Making the Final Table
Top Line: Unless you are as good at reading your opponents post-flop as Erick Lindgren, you must be careful employing the ultra-aggressive style this book advocates. While the strategies are sound and useful tools in any player's arsenal, the "amass-chips-or-go-home-early" style is not for everyone, especially low-rollers who don't have million dollar expectations.
World Poker Tour (WPT) superstar Erick Lindgren burst onto the tournament poker scene in the show's second season, winning the Party Poker Million, the Ultimate Bet Aruba Classic and making the final table at the Aviation Club in the Grand Prix de Paris. His combined performances in 2003 earned him Season Two WPT Player of the Year honors and a book deal in the WPT's Go All-in Champions of Poker Book Series.

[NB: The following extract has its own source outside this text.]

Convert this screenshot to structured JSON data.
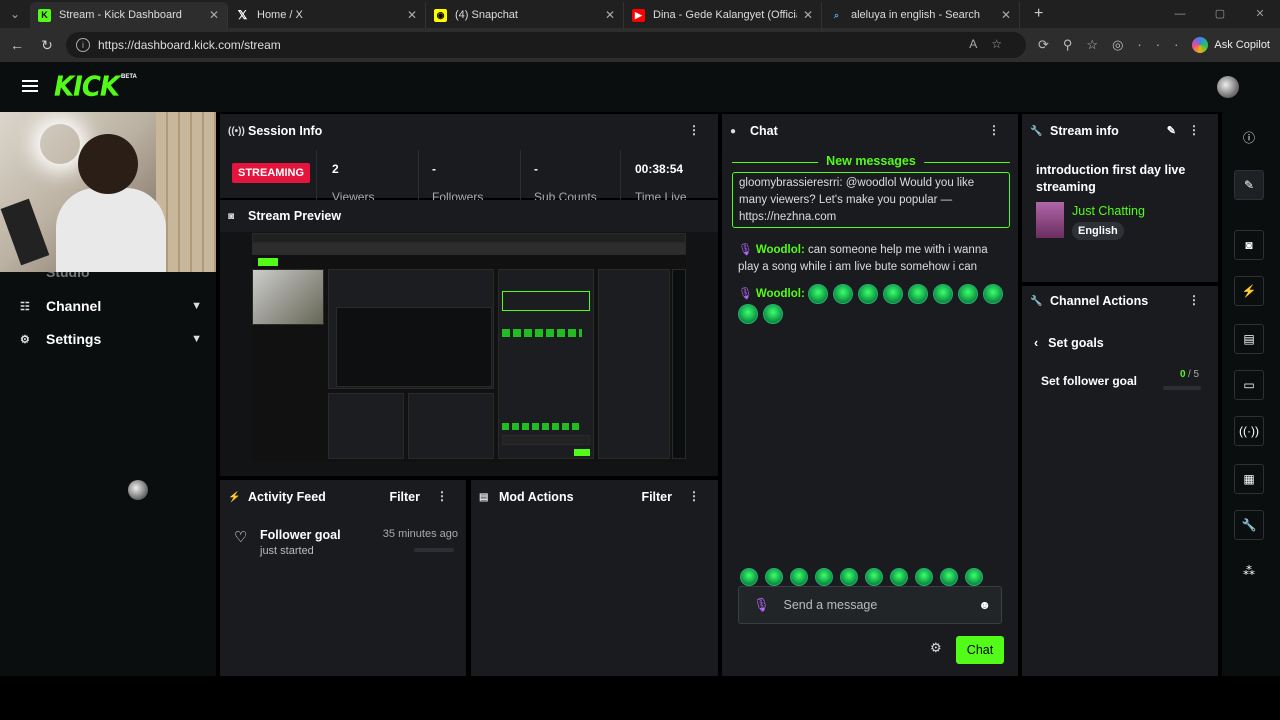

Making the Final Table gives readers a very candid look at the secrets that make Lindgren a successful tournament player. His hyper-aggressive approach flies in the face of traditional No-Limit Hold'em tournament strategy books. Lindgren writes that the long-standing play-to-survive mentality of most tournament writers is foolish. He argues that the person with the most chips wins, joining the legion of "new school" poker player and writers pushing for a switch to an aggressive-poker style based mostly on creating huge chip stacks.
The first chapter of this book is dedicated solely to memorizing the Lindgren Mantra. Push every edge, see tons of flops, and use position every time you can. Although he cautions his reader that this is a win-or-bust philosophy, his reasoning is sound and based on the premise that low-stacks become desperate and one dimensional whereas big stacks have plenty of options and room to get lucky. This chapter is the best portion of the book because it shows you the mental preparation necessary to compete with the big boys.
Lindgren then takes the reader though an entire WPT $10,000 buy-in tournament from what to eat the morning of the tournament to how to put aside tax monies once you've won a big one. While the level-by-level instruction does give the reader a good feel for the WPT tournament structure, Lindgren never veers from the perspective of a championship player, making some of the strategy too advanced for an amateur. The hand analysis is good, but rare, and even when he makes points about specific hands, Lindgren's advice remains too general for most beginners to employ effectively.
If you are already a mid-level to strong tournament player, this book might be the push you need to bring your game to championship heights. If you're just beginning to learn tournament play, this book is a good read with some excellent anecdotes about high level tournament action, but not really the strategy guide you should use to start your poker education.